When he set his chainsaw down he had numerous helping hands to pull the limbs and debris away from the wreckage.
White is one of many who continue to recover from damage of a fatal EF-4 tornado that blew through Lee County on Sunday afternoon, working along with an untold number of fellow residents, neighbors and volunteers helping in the cleanup effort.
“It’s really nice and it’s good to know that your neighbors are there for you,” White said Monday. “Without their help I don’t know what I’d do.”
Lee County Sheriff Jay Jones said the county has been overwhelmed with donations, volunteers and support for those affected across the area.
Jones spoke Monday afternoon as the recovery efforts continue, like in Smiths Station.
‘Now this happened’
White has lived in Smiths Station his whole life and continues to feel the support of his community as he pieces back his life for the second time in less than two years.
“My house caught on fire about a year and a half ago and it was a total loss,” he said looking over the damage. “I moved over here after my mama passed and now this right here happened.”
White was in his home during the tornado. He recalls hearing the tree fall on top of the house, leaving him unable to walk out the front door.
“I went out the back door and went around and all this ripped up with the tree trunk, the gas tank went over there, tore the front porch off and the carports,” White said looking at his home.
“But God is good. I’m just thankful that I’m here to be able to talk about it.”
‘It’s really unbelievable’
The damage extended past White’s home over toward an elementary school where earlier Monday, Smiths Station varsity football coach Mike Glisson found himself in awe of the damage.
“It’s a lot worse than I thought,” he said. “It’s really unbelievable when you see it first hand.”
Despite the significant damage, Smiths Station had no casualties. However, the death count sits at 23 in Lee County and could still rise, according to officials.
Glisson was one of several volunteers looking over what used to be a playground of West Smiths Station Elementary.
What they saw on Monday morning was sliding boards twisted around poles and basketball hoops ripped from the ground bent diagonally, as they started to pick up the pieces.
As Glisson spoke, Michael Perkinson from Spire, a gas company from Phenix City, moved debris near the playground in a backhoe, volunteering his time.
“Lee County’s Smith Station and Beauregard area are really proud communities with a lot of people who care about each other and they want to help each other,” Glisson said as he helped clean up. “There’s people everywhere in these communities that need help.”
Need it more than ever
Across the schoolyard, a mother and her children could be seen walking down a road full of devastation trying to help provide relief in any form they could.

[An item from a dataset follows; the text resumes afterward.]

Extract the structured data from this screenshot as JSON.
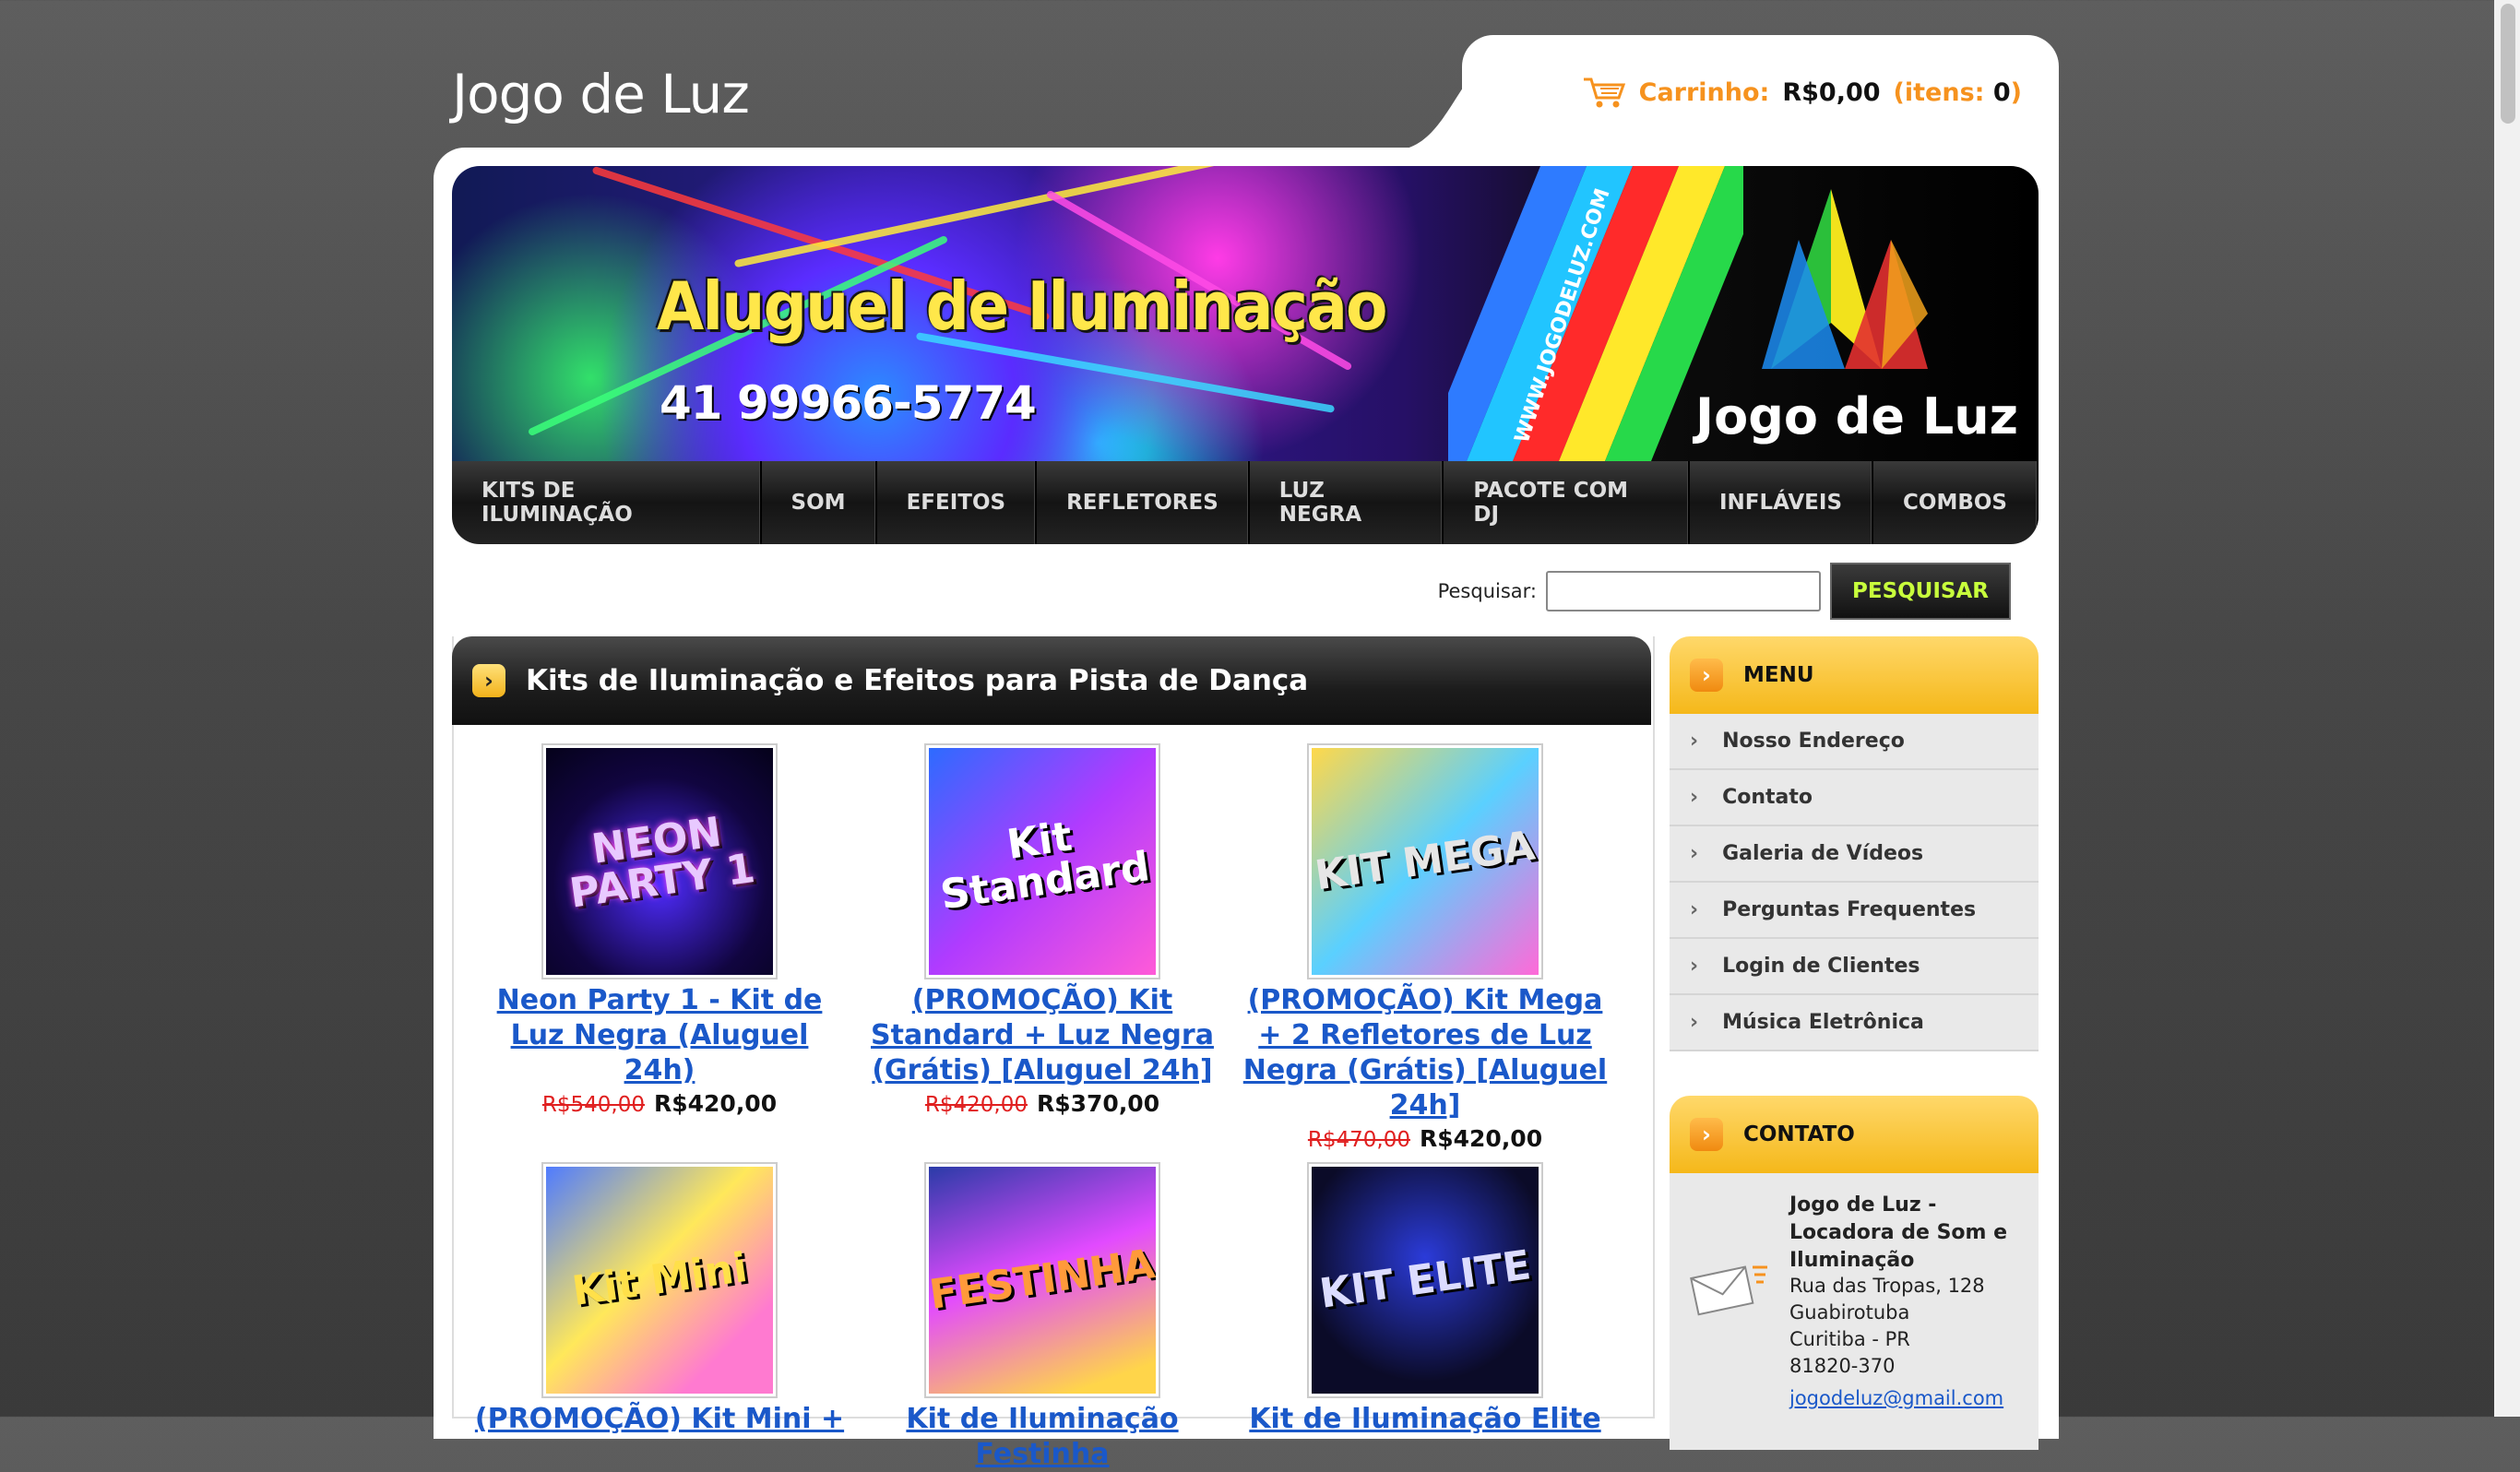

“My kids and I decided that we would go gather up a few things and help this community,” said Ashley Clark, a 2009 Smiths Station High School graduate.
Clark and her four children wandered the street across from the elementary school that Clark knew well with arms full of water bottles.
“It’s devastating to see that these are roads that I’ve traveled many, many years,” she said as her voice began to shake. “This was my old primary school and it’s just devastating to see a community just this ruined by such tragedy.”
Clark said she feels that she is not the only one looking to help community members, and that those who were affected by the storm need all the help they can get.
“I just feel as though if anyone can get out and help, do so,” Clark said. “These families need it now more than ever.”